Dexter Fowler -- who singled behind Wilin Rosario's double for a third-inning run -- tripled off Strasburg to open the sixth, then Strasburg uncorked a 95 mph pitch that hit Scutaro in the batting helmet.
Scutaro was able to stand, but Rockies head athletic trainer Keith Dugger didn't let him continue, and Chris Nelson replaced him. Scutaro was able to walk to the dugout. A club official reported that Scutaro said he was "fine" after the game, and his status is listed as day-to-day.
Carlos Gonzalez followed Scutaro's beaning with a single to tie the game at 2-2. Michael Cuddyer singled to load the bases, and Todd Helton's sacrifice fly put the Rockies ahead to stay.
The inning marred what looked like a big evening for Strasburg (9-2), who struck out eight, but gave up three runs on six hits for the National League East-leading Nationals (41-30).
Helton said he did not believe Strasburg's struggle in the sixth and his accidental plunking of Scutaro were connected.
"I don't know if that played too much into it, but it gave us an extra base runner," Helton said. "Carlos had a great at-bat, Cuddy had a great at-bat and it gave me the luxury of hitting a pop fly to get a runner in."
Strasburg escaped the inning without any further damage.
"It happens, part of baseball," Strasburg said. "You try to get in and obviously you never want to hit a guy in the head, but you have to keep going out there and pounding the strike zone. You think about it for a second, and hope he's OK. Once I saw him walk off, I figured he'd be OK."
After the shaky sixth, Nationals manager Davey Johnson replaced Strasburg with Tom Gorzelanny.
The victory in the opener of a seven-game homestand ended an uncharacteristic home losing streak for the Rockies (28-44) at six games. They came up empty in their last homestand, an Interleague date with the Angels and Athletics June 8-14.
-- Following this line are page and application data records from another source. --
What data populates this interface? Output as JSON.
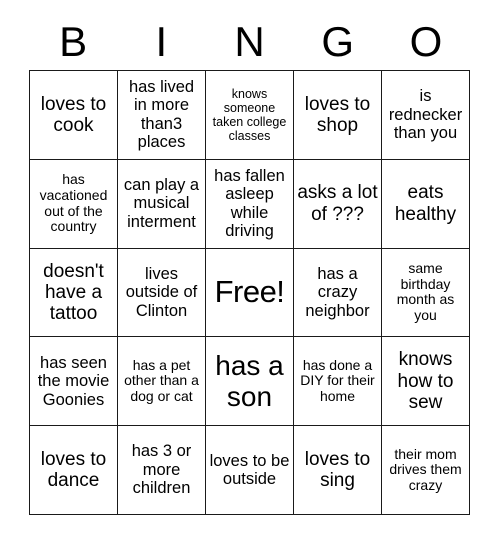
{
  "title": "BINGO",
  "header": {
    "letters": [
      "B",
      "I",
      "N",
      "G",
      "O"
    ]
  },
  "grid": {
    "rows": 5,
    "columns": 5,
    "border_color": "#1a1a1a",
    "background_color": "#ffffff",
    "text_color": "#000000",
    "cells": [
      [
        {
          "text": "loves to cook",
          "size": "lg"
        },
        {
          "text": "has lived in more than3 places",
          "size": "md"
        },
        {
          "text": "knows someone taken college classes",
          "size": "xs"
        },
        {
          "text": "loves to shop",
          "size": "lg"
        },
        {
          "text": "is rednecker than you",
          "size": "md"
        }
      ],
      [
        {
          "text": "has vacationed out of the country",
          "size": "sm"
        },
        {
          "text": "can play a musical interment",
          "size": "md"
        },
        {
          "text": "has fallen asleep while driving",
          "size": "md"
        },
        {
          "text": "asks a lot of ???",
          "size": "lg"
        },
        {
          "text": "eats healthy",
          "size": "lg"
        }
      ],
      [
        {
          "text": "doesn't have a tattoo",
          "size": "lg"
        },
        {
          "text": "lives outside of Clinton",
          "size": "md"
        },
        {
          "text": "Free!",
          "size": "free"
        },
        {
          "text": "has a crazy neighbor",
          "size": "md"
        },
        {
          "text": "same birthday month as you",
          "size": "sm"
        }
      ],
      [
        {
          "text": "has seen the movie Goonies",
          "size": "md"
        },
        {
          "text": "has a pet other than a dog or cat",
          "size": "sm"
        },
        {
          "text": "has a son",
          "size": "xl"
        },
        {
          "text": "has done a DIY for their home",
          "size": "sm"
        },
        {
          "text": "knows how to sew",
          "size": "lg"
        }
      ],
      [
        {
          "text": "loves to dance",
          "size": "lg"
        },
        {
          "text": "has 3 or more children",
          "size": "md"
        },
        {
          "text": "loves to be outside",
          "size": "md"
        },
        {
          "text": "loves to sing",
          "size": "lg"
        },
        {
          "text": "their mom drives them crazy",
          "size": "sm"
        }
      ]
    ]
  }
}
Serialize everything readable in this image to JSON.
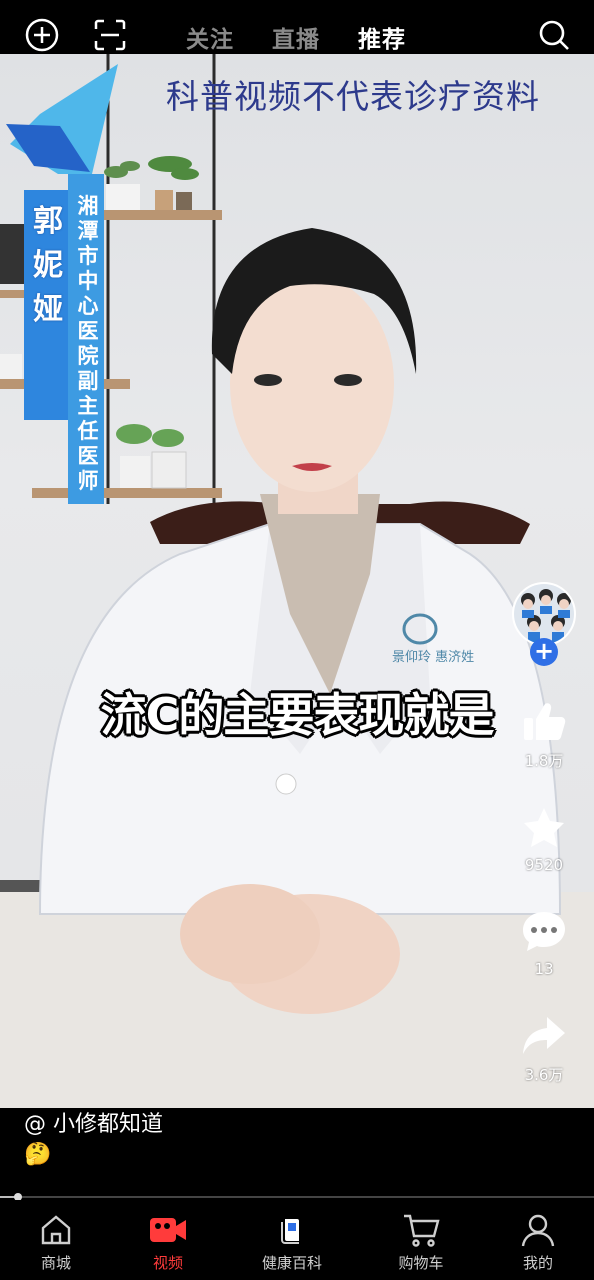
{
  "header": {
    "tabs": [
      {
        "label": "关注",
        "active": false
      },
      {
        "label": "直播",
        "active": false
      },
      {
        "label": "推荐",
        "active": true
      }
    ]
  },
  "video": {
    "disclaimer": "科普视频不代表诊疗资料",
    "doctor_name": "郭妮娅",
    "doctor_title": "湘潭市中心医院副主任医师",
    "subtitle": "流C的主要表现就是",
    "coat_badge_text": "景仰玲 惠济姓"
  },
  "actions": {
    "like_count": "1.8万",
    "favorite_count": "9520",
    "comment_count": "13",
    "share_count": "3.6万"
  },
  "caption": {
    "author": "@ 小修都知道",
    "emoji": "🤔"
  },
  "playback": {
    "progress": 0.03
  },
  "bottom_nav": {
    "items": [
      {
        "label": "商城",
        "icon": "home-icon",
        "active": false
      },
      {
        "label": "视频",
        "icon": "video-icon",
        "active": true
      },
      {
        "label": "健康百科",
        "icon": "book-icon",
        "active": false
      },
      {
        "label": "购物车",
        "icon": "cart-icon",
        "active": false
      },
      {
        "label": "我的",
        "icon": "person-icon",
        "active": false
      }
    ]
  },
  "colors": {
    "accent_red": "#ff3b3b",
    "follow_blue": "#2f6fe6",
    "banner_blue": "#2e86de",
    "disclaimer_blue": "#2d3a8c"
  }
}
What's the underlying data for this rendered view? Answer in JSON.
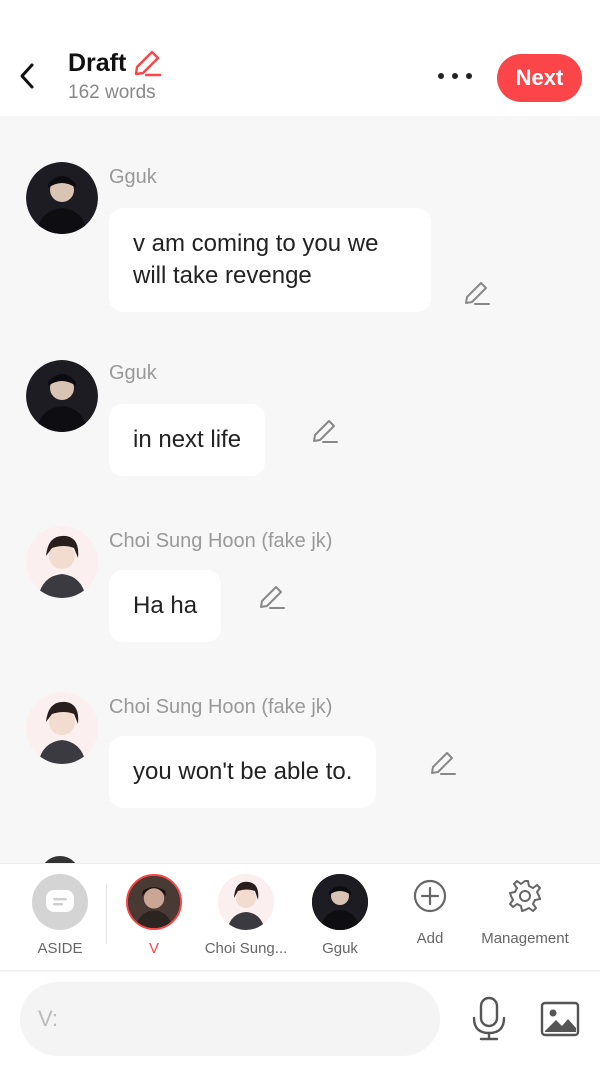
{
  "header": {
    "back_icon": "chevron-left-icon",
    "title": "Draft",
    "title_edit_icon": "pencil-icon",
    "word_count": "162 words",
    "more_icon": "more-horizontal-icon",
    "next_label": "Next",
    "accent_color": "#fb4548"
  },
  "messages": [
    {
      "author": "Gguk",
      "avatar_icon": "avatar-gguk",
      "text": "v am coming to you we will take revenge",
      "edit_icon": "pencil-icon"
    },
    {
      "author": "Gguk",
      "avatar_icon": "avatar-gguk",
      "text": "in next life",
      "edit_icon": "pencil-icon"
    },
    {
      "author": "Choi Sung Hoon (fake jk)",
      "avatar_icon": "avatar-choi-sung-hoon",
      "text": "Ha ha",
      "edit_icon": "pencil-icon"
    },
    {
      "author": "Choi Sung Hoon (fake jk)",
      "avatar_icon": "avatar-choi-sung-hoon",
      "text": "you won't be able to.",
      "edit_icon": "pencil-icon"
    }
  ],
  "characters": [
    {
      "label": "ASIDE",
      "icon": "aside-icon",
      "selected": false
    },
    {
      "label": "V",
      "icon": "avatar-v",
      "selected": true
    },
    {
      "label": "Choi Sung...",
      "icon": "avatar-choi-sung-hoon",
      "selected": false
    },
    {
      "label": "Gguk",
      "icon": "avatar-gguk",
      "selected": false
    },
    {
      "label": "Add",
      "icon": "plus-circle-icon",
      "selected": false
    },
    {
      "label": "Management",
      "icon": "gear-icon",
      "selected": false
    }
  ],
  "composer": {
    "placeholder": "V:",
    "mic_icon": "microphone-icon",
    "image_icon": "image-icon"
  }
}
"It's always nice to get a win here at home," Fowler said. "We're a dominant team at home and it was obviously disappointing the last time we were here."
Nelson, who turned his right ankle on Saturday and did not play on Sunday, singled home Eric Young, who drew a walk from Gorzelanny to open the seventh, making it 4-2.
Rockies starter Jeff Francis, mixing an 86 mph fastball with curveballs that floated in at 68 mph, held the Nationals to five hits and two runs in five innings. Francis' five strikeouts included two by Nationals young power hitter Bryce Harper in his Coors Field debut.
With the Rockies working with a four-man rotation and 75-pitch limit, manager Jim Tracy removed Francis with the Rockies trailing, 2-1. It was not the best position when facing Strasburg.
"Impressive," Francis said. "I left the game and we were losing. There are probably a lot of days in this summer when that game ends 2-1. We did a great job of coming back and scoring some runs on him."
Francis has become the poster child for the unusual pitching plan. In his last two starts, he has given up three runs in 10 innings, struck out eight and hasn't walked anyone. He also has ended up with a pair of no-decisions, but the Rockies have won both games.
It's certainly a change. Francis threw 215 2/3 regular-season innings and 16 2/3 in the postseason in 2007, when the Rockies won the NL title and bowed to the Red Sox in the World Series. But he is not fighting the strategy.
"It's different, for sure," Francis said. "It's not what we're used to. But we're asked to do a job. That's what I was asked to do today. If we can do that, over the long haul, we're going to feel like we're going out there a lot more often."
Reliever Josh Roenicke (3-0), who entered leading Major League relievers with 42 1/3 innings pitched, gave up one hit, struck out two and walked one in two scoreless innings.
Matt Belisle threw a scoreless eighth with two strikeouts and Rafael Betancourt earned his 12th save in 15 attempts, despite allowing two baserunners with one out. It represented a good start after a 3-6 road trip.
"We did enough offensively to win, and pitching is what it boils down to," Rockies manager Jim Tracy said.